The sacred ritual of pumpkin carving

The Sacred Ritual of Pumpkin Carving

When I was a kid, carving pumpkins was one of the yearly rituals that marked the family calendar.

About a week before Halloween, Dad would come home with a pumpkin at least as big as a basketball, and on the night when we did the carving, Mom made us all snacks and made sure the kitchen table was covered with newspaper.

As with the Thanksgiving turkey, Dad did the carving.  First, he’d cut a hole in the top big enough for my sister and I to reach in and pull out the slimy seeds and stringy pumpkin guts.  We took our time at this task, playing with the innards and shaking them in each others’ face until Dad would tell us to knock it off so he could finish his job and relax.

With the pumpkin more or less hollowed out, Dad would take over and cut as gruesome a face as he could muster.  He had a talent for this sort of thing that would resurface years later in the form of beautiful wood carvings.

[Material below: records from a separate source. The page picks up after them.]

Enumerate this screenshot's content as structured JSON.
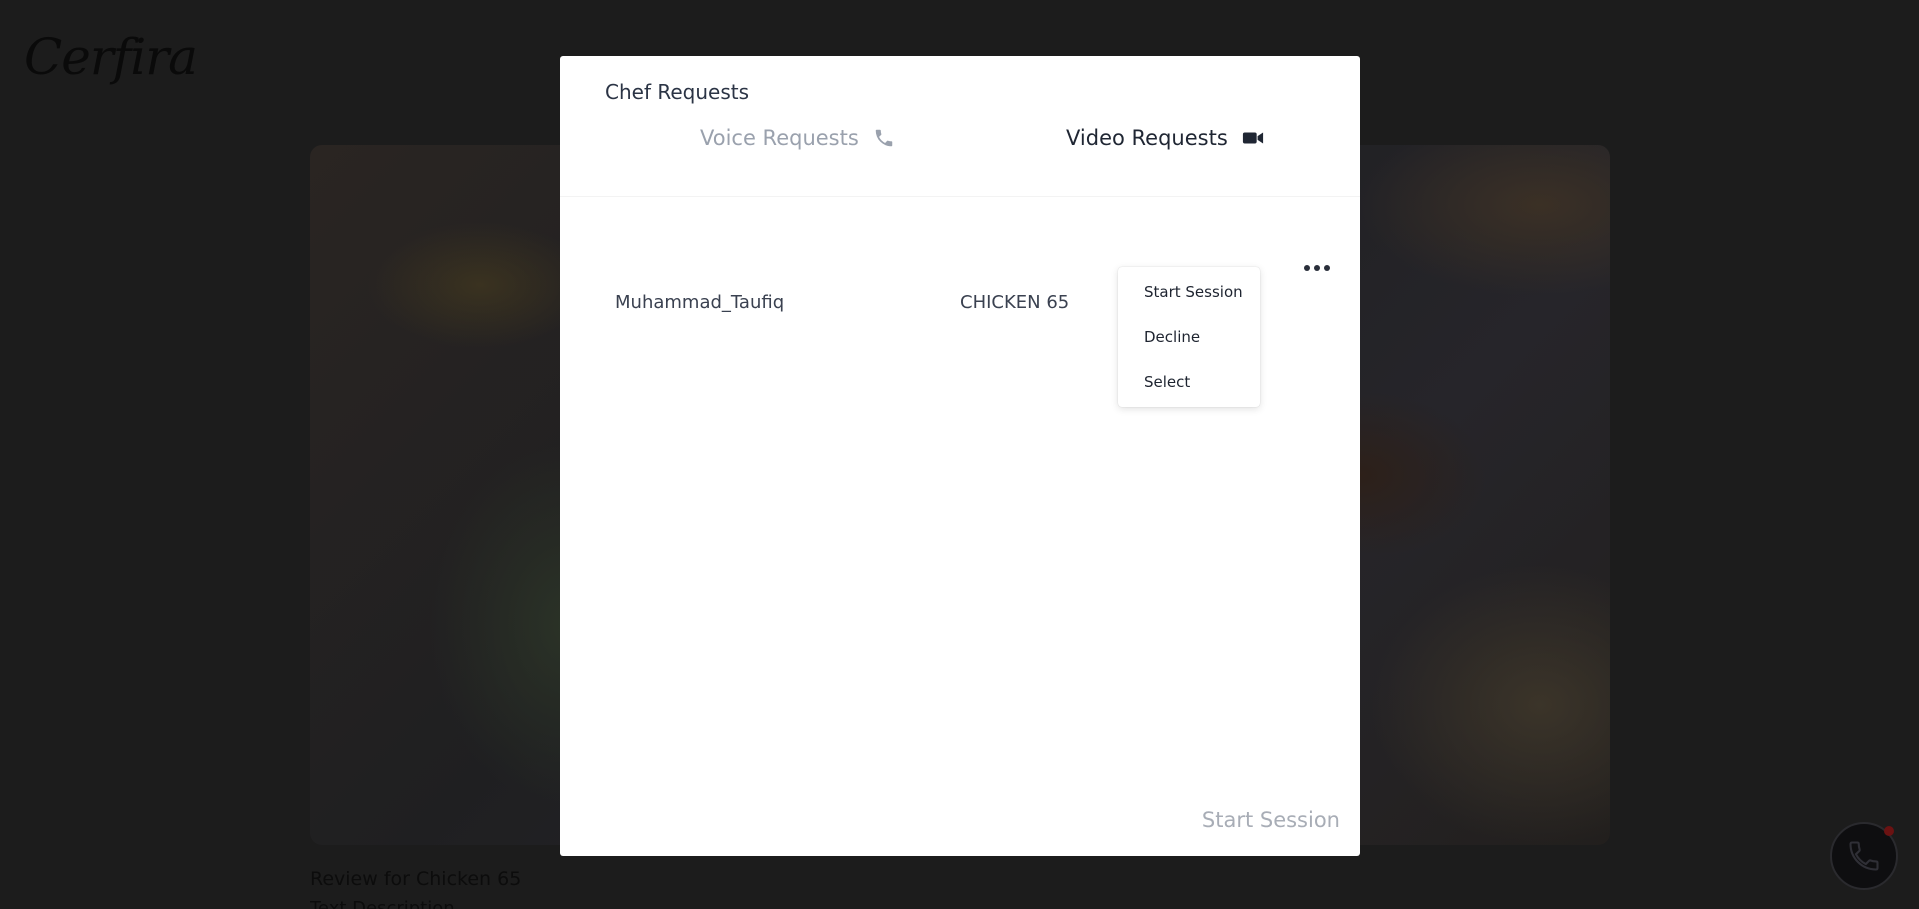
{
  "page": {
    "logo": "Cerfira",
    "review_title": "Review for Chicken 65",
    "review_desc": "Text Description"
  },
  "modal": {
    "title": "Chef Requests",
    "tabs": [
      {
        "label": "Voice Requests",
        "icon": "phone-icon",
        "active": false
      },
      {
        "label": "Video Requests",
        "icon": "video-camera-icon",
        "active": true
      }
    ],
    "rows": [
      {
        "name": "Muhammad_Taufiq",
        "dish": "CHICKEN 65"
      }
    ],
    "row_menu": {
      "items": [
        "Start Session",
        "Decline",
        "Select"
      ]
    },
    "footer_button": "Start Session"
  },
  "colors": {
    "overlay": "#1c1c1c",
    "active_tab": "#1f2633",
    "inactive_tab": "#9aa1ad",
    "disabled_button": "#a8adb6"
  }
}
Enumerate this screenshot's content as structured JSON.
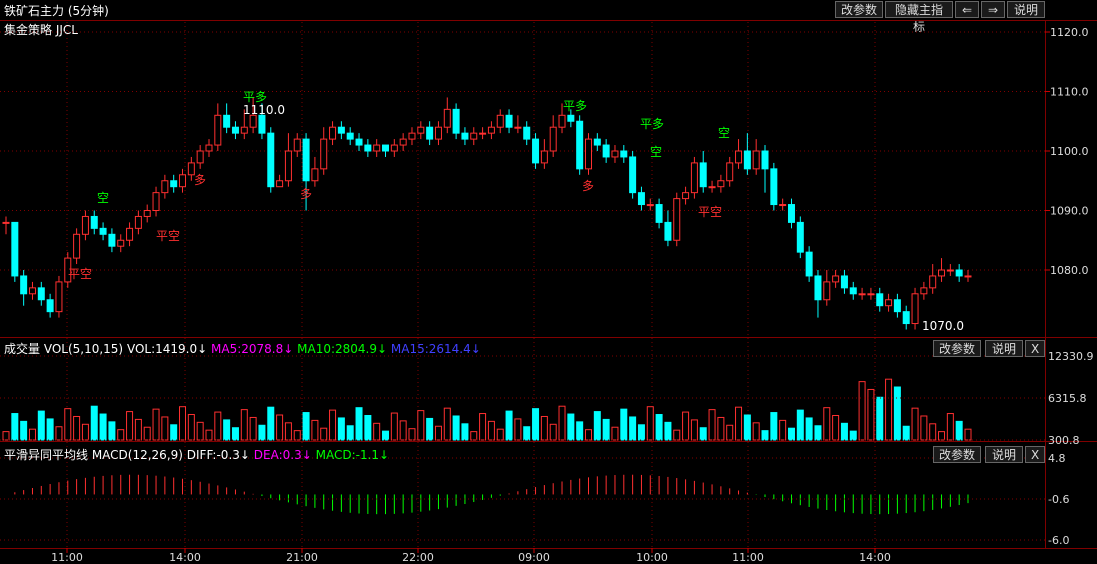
{
  "header": {
    "title": "铁矿石主力 (5分钟)",
    "strategy": "集金策略 JJCL",
    "buttons": [
      "改参数",
      "隐藏主指标",
      "⇐",
      "⇒",
      "说明"
    ]
  },
  "price_axis": {
    "ticks": [
      "1120.0",
      "1110.0",
      "1100.0",
      "1090.0",
      "1080.0"
    ]
  },
  "annotations": {
    "high_label": "1110.0",
    "low_label": "1070.0",
    "signals": [
      "平空",
      "空",
      "平空",
      "多",
      "平多",
      "多",
      "平多",
      "多",
      "平多",
      "空",
      "平空",
      "空"
    ]
  },
  "volume_panel": {
    "name": "成交量 VOL(5,10,15)",
    "vol": "VOL:1419.0↓",
    "ma5": "MA5:2078.8↓",
    "ma10": "MA10:2804.9↓",
    "ma15": "MA15:2614.4↓",
    "buttons": [
      "改参数",
      "说明",
      "X"
    ],
    "ticks": [
      "12330.9",
      "6315.8",
      "300.8"
    ]
  },
  "macd_panel": {
    "name": "平滑异同平均线 MACD(12,26,9)",
    "diff": "DIFF:-0.3↓",
    "dea": "DEA:0.3↓",
    "macd": "MACD:-1.1↓",
    "buttons": [
      "改参数",
      "说明",
      "X"
    ],
    "ticks": [
      "4.8",
      "-0.6",
      "-6.0"
    ]
  },
  "time_axis": [
    "11:00",
    "14:00",
    "21:00",
    "22:00",
    "09:00",
    "10:00",
    "11:00",
    "14:00"
  ],
  "colors": {
    "up": "#ff3030",
    "down": "#00ffff",
    "ma5": "#ff00ff",
    "ma10": "#00ff00",
    "ma15": "#4040ff",
    "grid": "#800000"
  },
  "chart_data": {
    "type": "candlestick",
    "price_range": [
      1070,
      1120
    ],
    "candles": [
      [
        1088,
        1088,
        1086,
        1089
      ],
      [
        1088,
        1079,
        1078,
        1088
      ],
      [
        1079,
        1076,
        1074,
        1080
      ],
      [
        1076,
        1077,
        1075,
        1078
      ],
      [
        1077,
        1075,
        1074,
        1078
      ],
      [
        1075,
        1073,
        1072,
        1076
      ],
      [
        1073,
        1078,
        1072,
        1079
      ],
      [
        1078,
        1082,
        1077,
        1083
      ],
      [
        1082,
        1086,
        1081,
        1087
      ],
      [
        1086,
        1089,
        1085,
        1090
      ],
      [
        1089,
        1087,
        1086,
        1090
      ],
      [
        1087,
        1086,
        1085,
        1088
      ],
      [
        1086,
        1084,
        1083,
        1087
      ],
      [
        1084,
        1085,
        1083,
        1086
      ],
      [
        1085,
        1087,
        1084,
        1088
      ],
      [
        1087,
        1089,
        1086,
        1090
      ],
      [
        1089,
        1090,
        1088,
        1091
      ],
      [
        1090,
        1093,
        1089,
        1094
      ],
      [
        1093,
        1095,
        1092,
        1096
      ],
      [
        1095,
        1094,
        1093,
        1096
      ],
      [
        1094,
        1096,
        1093,
        1097
      ],
      [
        1096,
        1098,
        1095,
        1099
      ],
      [
        1098,
        1100,
        1097,
        1101
      ],
      [
        1100,
        1101,
        1099,
        1102
      ],
      [
        1101,
        1106,
        1100,
        1108
      ],
      [
        1106,
        1104,
        1103,
        1108
      ],
      [
        1104,
        1103,
        1102,
        1105
      ],
      [
        1103,
        1104,
        1102,
        1107
      ],
      [
        1104,
        1106,
        1103,
        1109
      ],
      [
        1106,
        1103,
        1102,
        1108
      ],
      [
        1103,
        1094,
        1093,
        1104
      ],
      [
        1094,
        1095,
        1094,
        1096
      ],
      [
        1095,
        1100,
        1094,
        1103
      ],
      [
        1100,
        1102,
        1099,
        1103
      ],
      [
        1102,
        1095,
        1090,
        1103
      ],
      [
        1095,
        1097,
        1094,
        1099
      ],
      [
        1097,
        1102,
        1096,
        1104
      ],
      [
        1102,
        1104,
        1101,
        1105
      ],
      [
        1104,
        1103,
        1102,
        1105
      ],
      [
        1103,
        1102,
        1101,
        1104
      ],
      [
        1102,
        1101,
        1100,
        1103
      ],
      [
        1101,
        1100,
        1099,
        1102
      ],
      [
        1100,
        1101,
        1099,
        1102
      ],
      [
        1101,
        1100,
        1099,
        1101
      ],
      [
        1100,
        1101,
        1099,
        1102
      ],
      [
        1101,
        1102,
        1100,
        1103
      ],
      [
        1102,
        1103,
        1101,
        1104
      ],
      [
        1103,
        1104,
        1102,
        1105
      ],
      [
        1104,
        1102,
        1101,
        1105
      ],
      [
        1102,
        1104,
        1101,
        1105
      ],
      [
        1104,
        1107,
        1103,
        1109
      ],
      [
        1107,
        1103,
        1102,
        1108
      ],
      [
        1103,
        1102,
        1101,
        1104
      ],
      [
        1102,
        1103,
        1101,
        1104
      ],
      [
        1103,
        1103,
        1102,
        1104
      ],
      [
        1103,
        1104,
        1102,
        1105
      ],
      [
        1104,
        1106,
        1103,
        1107
      ],
      [
        1106,
        1104,
        1103,
        1107
      ],
      [
        1104,
        1104,
        1103,
        1106
      ],
      [
        1104,
        1102,
        1101,
        1105
      ],
      [
        1102,
        1098,
        1097,
        1103
      ],
      [
        1098,
        1100,
        1097,
        1102
      ],
      [
        1100,
        1104,
        1099,
        1106
      ],
      [
        1104,
        1106,
        1103,
        1108
      ],
      [
        1106,
        1105,
        1104,
        1107
      ],
      [
        1105,
        1097,
        1096,
        1106
      ],
      [
        1097,
        1102,
        1096,
        1103
      ],
      [
        1102,
        1101,
        1100,
        1103
      ],
      [
        1101,
        1099,
        1098,
        1102
      ],
      [
        1099,
        1100,
        1098,
        1101
      ],
      [
        1100,
        1099,
        1098,
        1101
      ],
      [
        1099,
        1093,
        1092,
        1100
      ],
      [
        1093,
        1091,
        1090,
        1094
      ],
      [
        1091,
        1091,
        1090,
        1092
      ],
      [
        1091,
        1088,
        1087,
        1092
      ],
      [
        1088,
        1085,
        1084,
        1090
      ],
      [
        1085,
        1092,
        1084,
        1093
      ],
      [
        1092,
        1093,
        1091,
        1094
      ],
      [
        1093,
        1098,
        1092,
        1099
      ],
      [
        1098,
        1094,
        1093,
        1100
      ],
      [
        1094,
        1094,
        1093,
        1095
      ],
      [
        1094,
        1095,
        1093,
        1096
      ],
      [
        1095,
        1098,
        1094,
        1099
      ],
      [
        1098,
        1100,
        1097,
        1102
      ],
      [
        1100,
        1097,
        1096,
        1103
      ],
      [
        1097,
        1100,
        1096,
        1102
      ],
      [
        1100,
        1097,
        1093,
        1101
      ],
      [
        1097,
        1091,
        1090,
        1098
      ],
      [
        1091,
        1091,
        1090,
        1092
      ],
      [
        1091,
        1088,
        1087,
        1092
      ],
      [
        1088,
        1083,
        1082,
        1089
      ],
      [
        1083,
        1079,
        1078,
        1084
      ],
      [
        1079,
        1075,
        1072,
        1080
      ],
      [
        1075,
        1078,
        1074,
        1080
      ],
      [
        1078,
        1079,
        1077,
        1080
      ],
      [
        1079,
        1077,
        1076,
        1080
      ],
      [
        1077,
        1076,
        1075,
        1078
      ],
      [
        1076,
        1076,
        1075,
        1077
      ],
      [
        1076,
        1076,
        1075,
        1077
      ],
      [
        1076,
        1074,
        1073,
        1077
      ],
      [
        1074,
        1075,
        1073,
        1076
      ],
      [
        1075,
        1073,
        1072,
        1076
      ],
      [
        1073,
        1071,
        1070,
        1074
      ],
      [
        1071,
        1076,
        1070,
        1077
      ],
      [
        1076,
        1077,
        1075,
        1078
      ],
      [
        1077,
        1079,
        1076,
        1081
      ],
      [
        1079,
        1080,
        1078,
        1082
      ],
      [
        1080,
        1080,
        1079,
        1081
      ],
      [
        1080,
        1079,
        1078,
        1081
      ],
      [
        1079,
        1079,
        1078,
        1080
      ]
    ],
    "volume_range": [
      300.8,
      12330.9
    ],
    "macd_range": [
      -6.0,
      4.8
    ]
  }
}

There were never any happy or friendly jack-o’-lanterns at our house.  Slucher jack-o’-lanterns were like the gargoyles on a medieval cathedral, meant to scare away evil spirits, but as hideous as they were, they failed to make an impression on the marauding teenagers who roamed the neighborhood late at night, looking for pumpkins to smash.

Every year, the morning of November first meant waking to find the streets covered with the viscera and busted chunks of every single pumpkin in the neighborhood that had been left out.  It was pumpkin genocide.

And now, I’m the Dad.

Last weekend, I rounded up the kids for the ritual carving of the jack-o’-lanterns.  My wife was working, so I also handled the newspaper and the snacks.  Each of my three daughters had their own pumpkin, which ranged from small to large according to age.

We held to my parents’ script, except that I let the girls draw the faces they wanted me to carve.  Ferocity is absent from my front porch, and in its place are three happy-go-lucky jack-o’-lanterns that are more Santa’s helpers than Satan’s henchmen.

Just as seasonal rituals like pumpkin carving at Halloween were important to me and my sister when we were kids, so too are they important to my own children.  My girls have embraced and taken ownership of the rituals in our house, which provide a sense of rhythm and continuity to a household that can often seem chaotic and improvised.

As my family celebrates the special dates on our calendar – birthdays, holidays, and other special times – my hope is that the repeated observance of these milestones will accumulate and build a backlog of happy memories, shared in the form of stories frequently told.